- Cognitive behavioral therapy (CBT) : This type of therapy focuses on identifying and changing the negative underlying thoughts and attitudes about weight and shape. People learn to change these thoughts and adopt healthier behaviors. People also develop coping mechanisms and learn how to delay purging behaviors .
- Dialectical-behavior therapy (DBT) : This approach incorporates CBT and focuses on improving relationships, practicing mindfulness , increasing distress tolerance, and learning emotional management skills.
- Family-based treatment (FBT) : This approach is family-focused and initially involves parents or caregivers taking complete control of the individual's eating. Eventually, the individual is able to gradually regain control of meal planning and eating until they achieve healthy independence.
Treatment for bulimia may also include the use of antidepressant medications including:
- Selective serotonin reuptake inhibitors (SSRIs) such as Zoloft (sertraline), Prozac (fluoxetine), and Paxil (paroxetine)
- Selective norepinephrine reuptake inhibitors (SNRIs) such as Effexor (venlafaxine) and Cymbalta (duloxetine)
Getting appropriate treatment is essential, but there are also things you can do to take care of yourself during your recovery.
- Treat yourself kindly. Avoid criticizing yourself or expecting immediate results. It takes time to establish new ways of thinking and healthy habits.
- Stick to your plan. Even when you are tempted to stray from your therapy or eating plan, focus on sticking with it. It's normal to feel uncomfortable at times, so be sure to talk to your doctor or therapist about the difficulties you are dealing with.
- Use relaxation techniques. Find ways to cope with feelings of distress such as visualization, deep breathing , or progressive muscle relaxation .
- Rely on your support system. Talk to the people you are closest to and discuss the kind of support you need. Reach out to these people during times when you need extra help or a safe space.
- Use positive self-talk. In addition to addressing negative thoughts and self-perceptions in therapy, work on using positive self-talk in your daily life. If you find yourself dwelling on negative thoughts, look for ways to reframe those thoughts in a more realistic, positive way.
If you or a loved one are coping with an eating disorder, contact the National Eating Disorders Association (NEDA) Helpline for support at 1-800-931-2237 .
For more mental health resources, see our National Helpline Database .
Mehler PS, Rylander M. Bulimia Nervosa - medical complications . J Eat Disord . 2015;3:12. doi:10.1186/s40337-015-0044-4
National Eating Disorders Association. Bulimia Nervosa .
Levinson CA, Zerwas S, Calebs B, et al. The core symptoms of bulimia nervosa, anxiety, and depression: A network analysis . J Abnorm Psychol. 2017;126(3):340-354. doi:10.1037/abn0000254
American Psychiatric Association. What Are Eating Disorders? .
Cleveland Clinic. Bulimia nervosa: diagnosis and tests .
NEDA. Bulimia nervosa .
Cleveland Clinic. Bulimia nervosa: management and treatment .

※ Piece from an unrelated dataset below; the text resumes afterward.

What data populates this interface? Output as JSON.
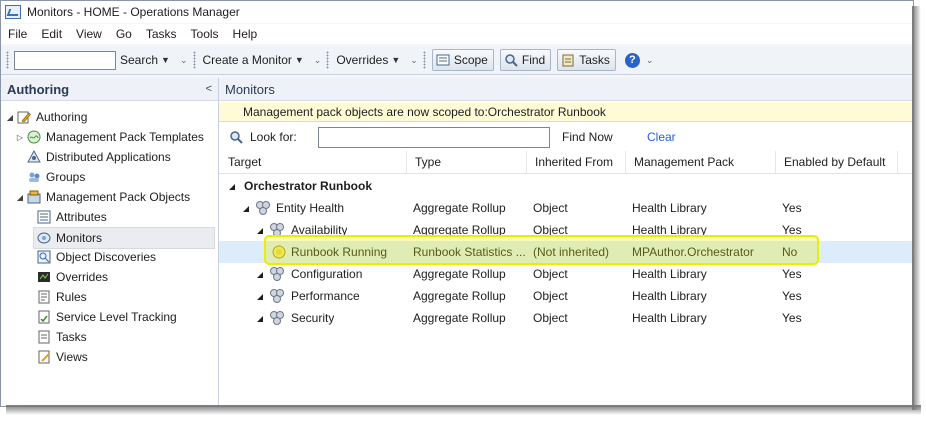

American Psychiatric Association. Diagnostic and statistical manual of mental disorders (5th ed.). Washington, DC: Author; 2013.
Mehler S, Andersen A. Eating Disorders: A Guide to Medical Care and Complications . Baltimore: The John Hopkins University Press; 2010.